- **Instructions for the task**
In the records, find each line where "prototypeInstance" occurs, and copy it.

Exercise input below:

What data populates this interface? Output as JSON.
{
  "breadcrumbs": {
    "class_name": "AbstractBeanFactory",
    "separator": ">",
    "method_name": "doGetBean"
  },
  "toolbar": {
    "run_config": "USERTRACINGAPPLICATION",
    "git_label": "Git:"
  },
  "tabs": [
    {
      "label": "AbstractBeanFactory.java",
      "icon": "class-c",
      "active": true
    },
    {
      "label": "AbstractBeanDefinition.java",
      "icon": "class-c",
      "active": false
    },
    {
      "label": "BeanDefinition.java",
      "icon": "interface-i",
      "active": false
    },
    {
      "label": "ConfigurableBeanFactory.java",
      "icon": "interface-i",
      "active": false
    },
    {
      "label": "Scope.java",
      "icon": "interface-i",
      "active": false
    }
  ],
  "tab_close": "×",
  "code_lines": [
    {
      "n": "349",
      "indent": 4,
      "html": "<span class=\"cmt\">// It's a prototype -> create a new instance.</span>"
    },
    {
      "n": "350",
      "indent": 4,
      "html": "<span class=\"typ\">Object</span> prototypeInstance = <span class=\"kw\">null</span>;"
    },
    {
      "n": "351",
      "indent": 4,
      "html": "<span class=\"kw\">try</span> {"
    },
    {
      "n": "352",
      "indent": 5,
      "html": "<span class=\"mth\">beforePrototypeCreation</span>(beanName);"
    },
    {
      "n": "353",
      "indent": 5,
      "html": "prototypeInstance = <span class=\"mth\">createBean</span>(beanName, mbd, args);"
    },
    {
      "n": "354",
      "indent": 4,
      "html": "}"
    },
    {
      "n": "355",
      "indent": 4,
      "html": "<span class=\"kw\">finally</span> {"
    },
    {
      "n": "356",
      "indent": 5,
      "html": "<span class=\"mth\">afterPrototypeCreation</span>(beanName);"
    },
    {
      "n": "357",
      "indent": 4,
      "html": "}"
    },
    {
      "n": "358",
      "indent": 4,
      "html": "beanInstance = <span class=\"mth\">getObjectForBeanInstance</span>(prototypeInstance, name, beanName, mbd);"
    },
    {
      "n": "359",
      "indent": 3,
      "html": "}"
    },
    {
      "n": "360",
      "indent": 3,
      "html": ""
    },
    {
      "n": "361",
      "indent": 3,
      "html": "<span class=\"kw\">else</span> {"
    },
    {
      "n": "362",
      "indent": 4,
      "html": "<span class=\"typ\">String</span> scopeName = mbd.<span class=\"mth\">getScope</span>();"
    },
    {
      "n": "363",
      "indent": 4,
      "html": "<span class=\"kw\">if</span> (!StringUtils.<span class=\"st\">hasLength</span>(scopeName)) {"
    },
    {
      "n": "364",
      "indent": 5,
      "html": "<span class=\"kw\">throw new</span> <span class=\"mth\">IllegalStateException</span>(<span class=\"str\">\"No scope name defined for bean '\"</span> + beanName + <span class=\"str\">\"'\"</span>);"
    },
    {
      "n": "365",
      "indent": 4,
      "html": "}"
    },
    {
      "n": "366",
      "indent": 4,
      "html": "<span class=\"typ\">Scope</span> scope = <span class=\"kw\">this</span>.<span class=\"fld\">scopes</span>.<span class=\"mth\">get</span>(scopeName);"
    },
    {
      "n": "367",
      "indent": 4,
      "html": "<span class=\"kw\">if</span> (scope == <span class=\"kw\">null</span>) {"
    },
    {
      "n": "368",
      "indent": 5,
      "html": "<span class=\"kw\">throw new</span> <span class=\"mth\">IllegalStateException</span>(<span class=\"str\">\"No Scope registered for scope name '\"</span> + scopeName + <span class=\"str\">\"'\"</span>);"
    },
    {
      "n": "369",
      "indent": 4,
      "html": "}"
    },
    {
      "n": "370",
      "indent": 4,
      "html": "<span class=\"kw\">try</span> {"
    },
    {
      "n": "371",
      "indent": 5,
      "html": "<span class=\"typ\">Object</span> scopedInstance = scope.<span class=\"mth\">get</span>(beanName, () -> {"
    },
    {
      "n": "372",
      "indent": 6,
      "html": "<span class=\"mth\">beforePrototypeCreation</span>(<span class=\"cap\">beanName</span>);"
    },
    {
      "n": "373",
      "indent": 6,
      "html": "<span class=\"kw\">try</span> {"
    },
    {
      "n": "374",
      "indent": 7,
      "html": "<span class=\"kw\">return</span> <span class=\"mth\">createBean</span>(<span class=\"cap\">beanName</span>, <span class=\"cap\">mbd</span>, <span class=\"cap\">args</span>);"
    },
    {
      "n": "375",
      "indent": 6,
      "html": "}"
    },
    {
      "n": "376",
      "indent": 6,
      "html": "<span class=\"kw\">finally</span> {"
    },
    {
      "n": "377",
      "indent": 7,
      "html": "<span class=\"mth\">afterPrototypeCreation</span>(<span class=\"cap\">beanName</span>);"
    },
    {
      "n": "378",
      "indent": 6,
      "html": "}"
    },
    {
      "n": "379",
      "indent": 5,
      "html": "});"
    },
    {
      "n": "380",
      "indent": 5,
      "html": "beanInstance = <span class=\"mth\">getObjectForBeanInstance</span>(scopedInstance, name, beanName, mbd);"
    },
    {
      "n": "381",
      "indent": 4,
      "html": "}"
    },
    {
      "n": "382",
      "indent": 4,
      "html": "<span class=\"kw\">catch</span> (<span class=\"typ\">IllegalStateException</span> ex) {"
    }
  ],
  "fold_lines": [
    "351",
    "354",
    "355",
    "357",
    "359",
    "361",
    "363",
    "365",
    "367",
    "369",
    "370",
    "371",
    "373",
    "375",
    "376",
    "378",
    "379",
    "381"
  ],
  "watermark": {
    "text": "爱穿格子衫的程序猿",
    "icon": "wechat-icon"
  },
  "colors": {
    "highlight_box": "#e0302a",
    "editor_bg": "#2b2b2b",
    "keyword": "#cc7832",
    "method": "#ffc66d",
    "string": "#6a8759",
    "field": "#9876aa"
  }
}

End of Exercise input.

- **Output below**
      "html": "<span class=\"typ\">Object</span> prototypeInstance = <span class=\"kw\">null</span>;"
      "html": "prototypeInstance = <span class=\"mth\">createBean</span>(beanName, mbd, args);"
      "html": "beanInstance = <span class=\"mth\">getObjectForBeanInstance</span>(prototypeInstance, name, beanName, mbd);"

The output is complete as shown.